Word for word, restate the data that follows, omitting the images.

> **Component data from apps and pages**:
*** Begin section ***

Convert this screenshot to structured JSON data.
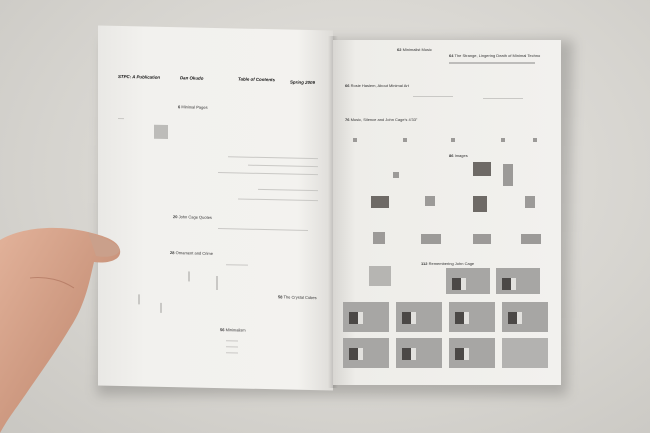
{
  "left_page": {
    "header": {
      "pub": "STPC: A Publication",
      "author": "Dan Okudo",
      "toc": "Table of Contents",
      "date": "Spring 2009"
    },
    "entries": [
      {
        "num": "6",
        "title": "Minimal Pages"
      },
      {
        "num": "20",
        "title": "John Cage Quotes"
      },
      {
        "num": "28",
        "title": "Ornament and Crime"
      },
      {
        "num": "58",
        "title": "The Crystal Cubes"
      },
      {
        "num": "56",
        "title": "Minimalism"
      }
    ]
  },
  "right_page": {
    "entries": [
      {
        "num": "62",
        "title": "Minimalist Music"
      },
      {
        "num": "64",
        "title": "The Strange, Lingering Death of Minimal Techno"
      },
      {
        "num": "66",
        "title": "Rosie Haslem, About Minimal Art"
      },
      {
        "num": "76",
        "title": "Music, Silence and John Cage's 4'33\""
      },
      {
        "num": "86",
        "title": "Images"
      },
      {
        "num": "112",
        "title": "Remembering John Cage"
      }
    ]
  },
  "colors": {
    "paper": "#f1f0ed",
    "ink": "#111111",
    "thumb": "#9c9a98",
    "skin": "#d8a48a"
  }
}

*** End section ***

> **Solution to this task**:
Convert this screenshot to structured JSON data.
{
  "left_page": {
    "header": {
      "pub": "STPC: A Publication",
      "author": "Dan Okudo",
      "toc": "Table of Contents",
      "date": "Spring 2009"
    },
    "entries": [
      {
        "num": "6",
        "title": "Minimal Pages"
      },
      {
        "num": "20",
        "title": "John Cage Quotes"
      },
      {
        "num": "28",
        "title": "Ornament and Crime"
      },
      {
        "num": "58",
        "title": "The Crystal Cubes"
      },
      {
        "num": "56",
        "title": "Minimalism"
      }
    ]
  },
  "right_page": {
    "entries": [
      {
        "num": "62",
        "title": "Minimalist Music"
      },
      {
        "num": "64",
        "title": "The Strange, Lingering Death of Minimal Techno"
      },
      {
        "num": "66",
        "title": "Rosie Haslem, About Minimal Art"
      },
      {
        "num": "76",
        "title": "Music, Silence and John Cage's 4'33\""
      },
      {
        "num": "86",
        "title": "Images"
      },
      {
        "num": "112",
        "title": "Remembering John Cage"
      }
    ]
  },
  "colors": {
    "paper": "#f1f0ed",
    "ink": "#111111",
    "thumb": "#9c9a98",
    "skin": "#d8a48a"
  }
}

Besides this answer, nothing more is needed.